Walk Through Darkness is an outstanding novel. I read it before the New York Times Review, but in reading that it got me thinking about the book even more. Not only is the story itself engaging and action packed and the writing superbly poetic... But also I agree with the notion that the author has 'formed his own inclusive and original version of American society, nourished by a nuanced understanding of history and an intuitive, almost spooky feel for the inner lives of its inhabitants'. That's exactly on the money, although I wouldn't have found the words to put it that way myself. Great book. And it's specifically NOT like other novels dealing with slavery. This is not Roots you all, but something very different.
Guest More than 1 year ago
I finished this book in tears. Absolute tears. And that¿s no mean feat because I¿m normally a skeptic. I¿ve no love of sappy movies or melodramatic novels, and this is nothing like either of those. But it is about the triumph of the best parts of us. Make no mistake about it - there are brutal aspects of this book. The author sees the times with a close up, personal reality that brings the horrors home as few novels ever have (Beloved being one notable exception). But still it somehow builds with trial upon trial into a conclusion that is totally satisfying and credible and hopeful.
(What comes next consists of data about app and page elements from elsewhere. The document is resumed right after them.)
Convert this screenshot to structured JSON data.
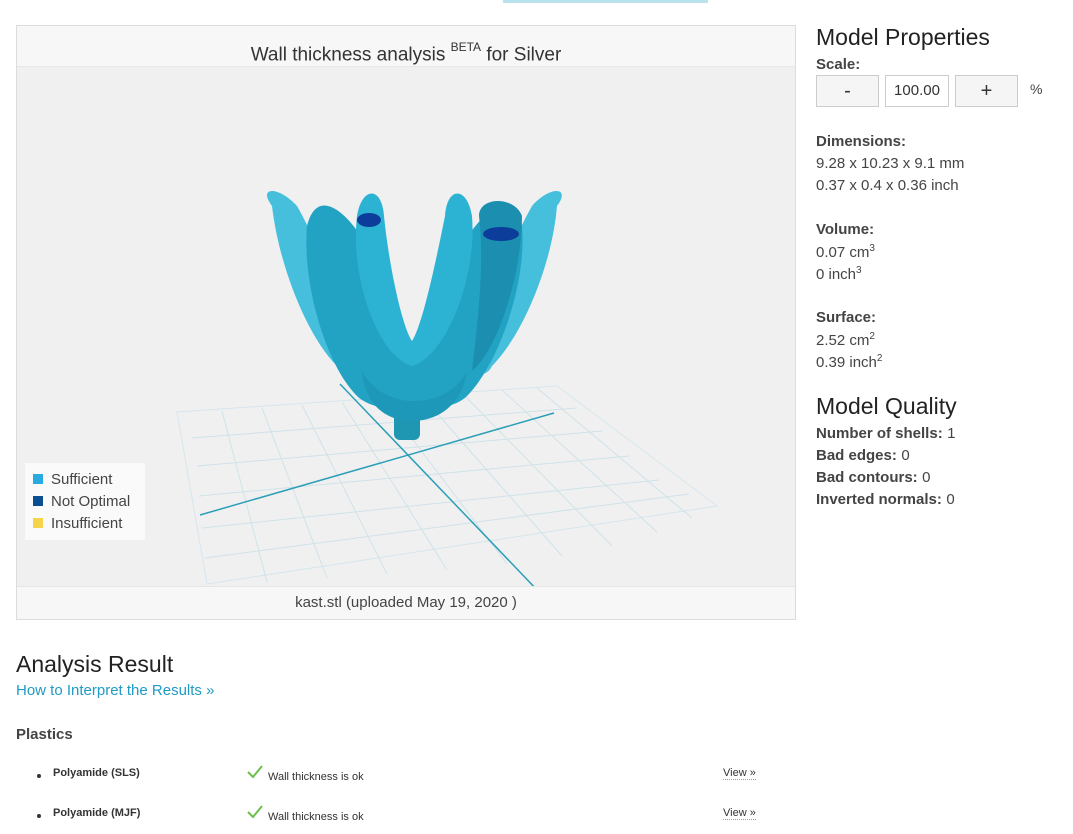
{
  "viewer": {
    "title_main": "Wall thickness analysis ",
    "title_sup": "BETA",
    "title_suffix": " for Silver",
    "footer": "kast.stl (uploaded May 19, 2020 )",
    "legend": [
      {
        "label": "Sufficient",
        "color": "#29abe2"
      },
      {
        "label": "Not Optimal",
        "color": "#0b4f93"
      },
      {
        "label": "Insufficient",
        "color": "#f5d34a"
      }
    ]
  },
  "model_properties": {
    "title": "Model Properties",
    "scale_label": "Scale:",
    "minus": "-",
    "scale_value": "100.00",
    "plus": "+",
    "percent": "%",
    "dimensions_label": "Dimensions:",
    "dimensions_mm": "9.28 x 10.23 x 9.1 mm",
    "dimensions_inch": "0.37 x 0.4 x 0.36 inch",
    "volume_label": "Volume:",
    "volume_cm": "0.07 cm",
    "volume_inch": "0 inch",
    "volume_exp": "3",
    "surface_label": "Surface:",
    "surface_cm": "2.52 cm",
    "surface_inch": "0.39 inch",
    "surface_exp": "2"
  },
  "model_quality": {
    "title": "Model Quality",
    "shells_label": "Number of shells:",
    "shells": "1",
    "edges_label": "Bad edges:",
    "edges": "0",
    "contours_label": "Bad contours:",
    "contours": "0",
    "normals_label": "Inverted normals:",
    "normals": "0"
  },
  "analysis": {
    "title": "Analysis Result",
    "link": "How to Interpret the Results »",
    "category": "Plastics",
    "rows": [
      {
        "material": "Polyamide (SLS)",
        "status": "Wall thickness is ok",
        "action": "View »"
      },
      {
        "material": "Polyamide (MJF)",
        "status": "Wall thickness is ok",
        "action": "View »"
      }
    ]
  },
  "colors": {
    "accent_link": "#1e9bc6",
    "model": "#29a9c8",
    "check": "#6cbf4a"
  }
}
This is a novel of many births, many quiet moments, much hope that only comes out of putting the characters through hell and seeing them fight their way out of it. I couldn¿t recommend it more: for men who love women, men who are fathers or will be, women who love men, women who¿ve given birth to children and who understand all the fears and hopes we have for our babies.